Ramanujan was well known to many mathematicians in the Madras area and he was finally able to obtain employment as clerk in 1912 at the Madras Port Trust. In fact, the Chief Accountant for the Madras Port Trust was a trained mathematician and he clearly recognized Ramanujan's abilities. Eventually Ramanujan's work came to the attention of G.H. Hardy, a resident at Trinity College, Cambridge when he received a letter from him in early 1913. Ramanujan had contacted various other professors in England without much success. However Hardy was most interested. Ramanujan's letter contained a long list of unproven theorems and Hardy wanted some proofs. Ramanujan desperately wanted to travel to England but he required a scholarship to do so. With Hardy's help he was able to obtain a scholarship for two years from the University of Madras and travelled to England from India in 1914.
|Ramanujan (centre) with fellow Trinity students. |

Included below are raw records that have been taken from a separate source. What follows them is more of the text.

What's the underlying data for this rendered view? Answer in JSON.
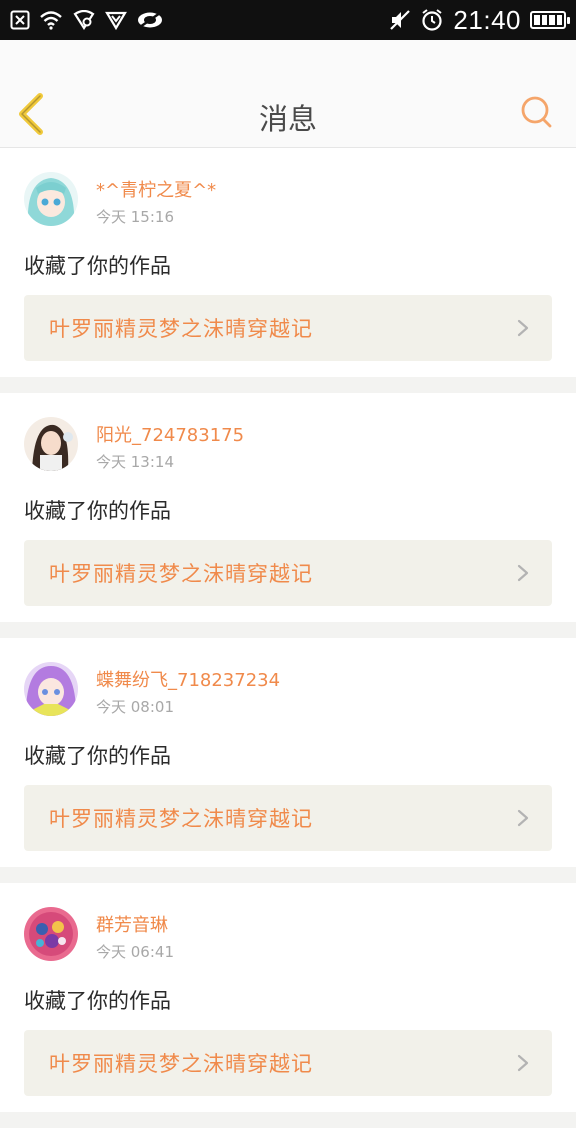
{
  "status_bar": {
    "time": "21:40",
    "left_icons": [
      "notification-dismiss-icon",
      "wifi-icon",
      "signal-icon",
      "shield-icon",
      "eye-icon"
    ],
    "right_icons": [
      "mute-icon",
      "alarm-icon",
      "battery-icon"
    ]
  },
  "header": {
    "title": "消息",
    "back_icon": "chevron-left-icon",
    "search_icon": "search-icon",
    "accent": "#f08a4b"
  },
  "messages": [
    {
      "username": "*^青柠之夏^*",
      "time": "今天 15:16",
      "action": "收藏了你的作品",
      "work_title": "叶罗丽精灵梦之沫晴穿越记",
      "avatar_color": "#8fd8d8"
    },
    {
      "username": "阳光_724783175",
      "time": "今天 13:14",
      "action": "收藏了你的作品",
      "work_title": "叶罗丽精灵梦之沫晴穿越记",
      "avatar_color": "#e8c9b6"
    },
    {
      "username": "蝶舞纷飞_718237234",
      "time": "今天 08:01",
      "action": "收藏了你的作品",
      "work_title": "叶罗丽精灵梦之沫晴穿越记",
      "avatar_color": "#b37be0"
    },
    {
      "username": "群芳音琳",
      "time": "今天 06:41",
      "action": "收藏了你的作品",
      "work_title": "叶罗丽精灵梦之沫晴穿越记",
      "avatar_color": "#d64a7a"
    }
  ]
}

The film portrays Hardy's efforts along with his colleague John Edensor Littlewood (who is played by Toby James) to give Ramanujan the mathematical training he needs. Hardy is seen relentlessly insisting that Ramanujan must provide proofs of his theorems. Meanwhile, Ramanujan seeming to sense he is running out of time, is determined to see his work published.
In fact as World War I dragged on and the vegetables Ramanujan often ate became scarce his health began to suffer. Ramanujan had previously been ill in India and in 1917 he became seriously ill in England. In the movie, he is seen frequently visiting the medical tents set up on campus for the injured soldiers sent back from the front in Europe. The film suggests that Ramanujan was thought to have tuberculosis, although the diagnosis of exactly what was wrong with him was never fully determined.

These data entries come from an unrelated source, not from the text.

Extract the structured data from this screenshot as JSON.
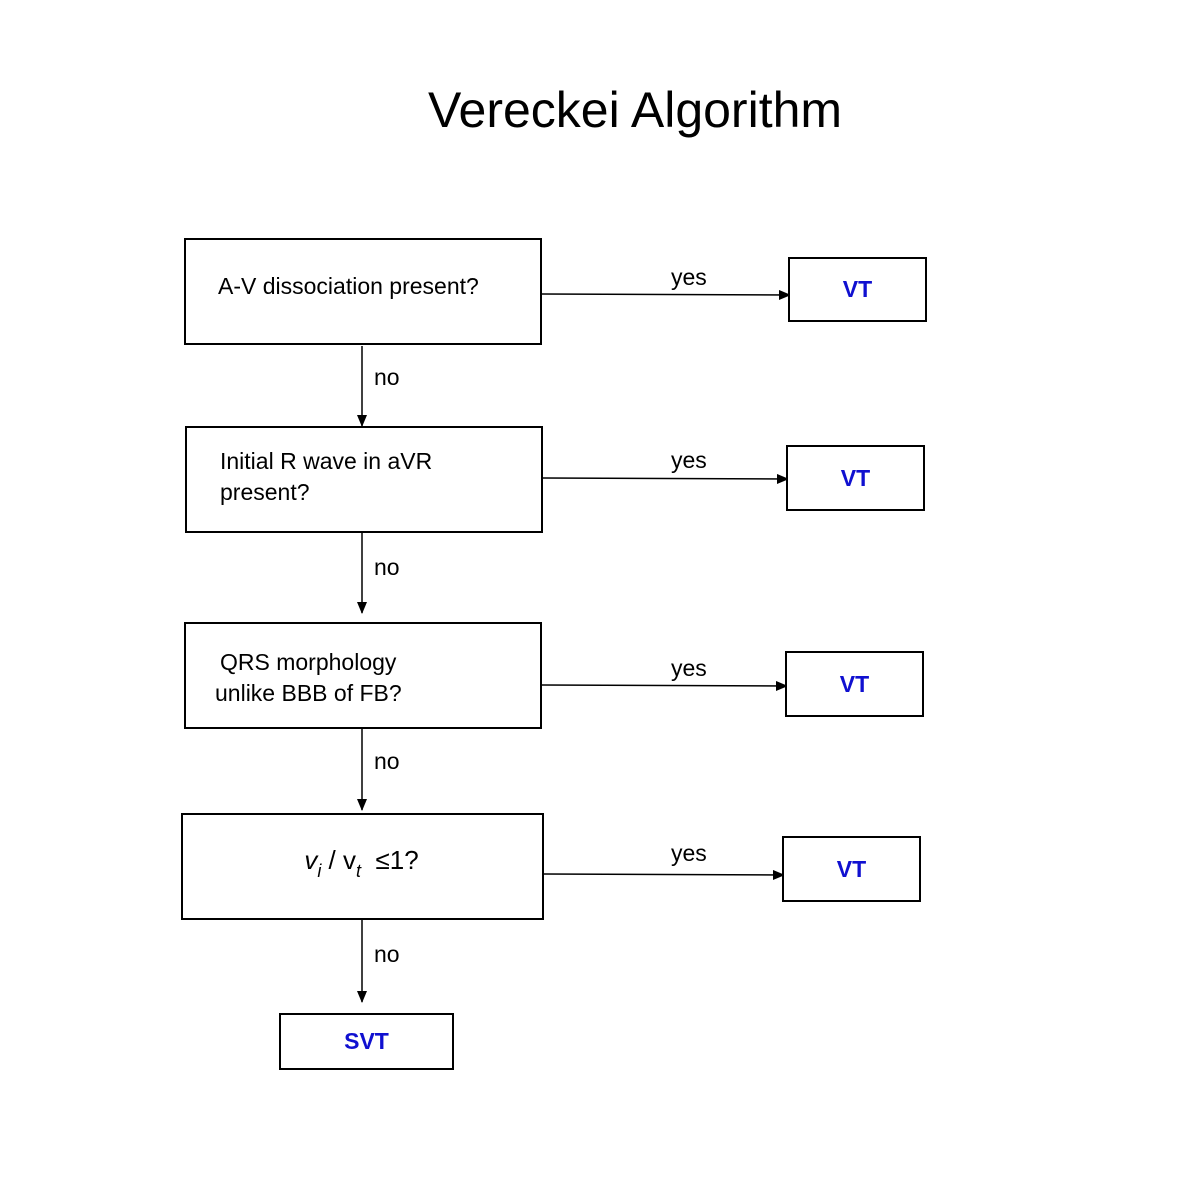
{
  "title": "Vereckei Algorithm",
  "colors": {
    "result_text": "#1010d0",
    "line": "#000000"
  },
  "steps": [
    {
      "lines": [
        "A-V dissociation present?"
      ],
      "yes_label": "yes",
      "result": "VT",
      "no_label": "no"
    },
    {
      "lines": [
        "Initial R wave in aVR",
        "present?"
      ],
      "yes_label": "yes",
      "result": "VT",
      "no_label": "no"
    },
    {
      "lines": [
        "QRS morphology",
        "unlike BBB of FB?"
      ],
      "yes_label": "yes",
      "result": "VT",
      "no_label": "no"
    },
    {
      "formula": {
        "v1": "v",
        "sub1": "i",
        "slash": "/",
        "v2": "v",
        "sub2": "t",
        "cond": "≤1?"
      },
      "yes_label": "yes",
      "result": "VT",
      "no_label": "no"
    }
  ],
  "final": "SVT"
}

The Man Who Knew Infinity captures the historical period well, providing viewers with a sense of the obstacles Ramanujan faced upon arriving at Trinity, and the struggles his fellow mathematicians had in understanding and accepting him. Two mathematicians, Ken Ono and Manjul Bhargava were involved in the making of the film to ensure the mathematics was accurately portrayed. The movie was ten years in the making and premiered at the 2015 Toronto Film Festival. Well worth the wait and definitely worth viewing.
This short biography of Srinivasa Aiyangar Ramanujan from the MacTutor History of Mathematics website is worth reading.
As shown in the movie and stated near the end, Ramanujan left a number of books and manuscripts containing his ideas and theorems, all of which have since been proven. Work on his ideas continues to this day as this article from Science Daily explains. This more recent article from + plus Magazine: Living Mathematics 2015 is also quite interesting.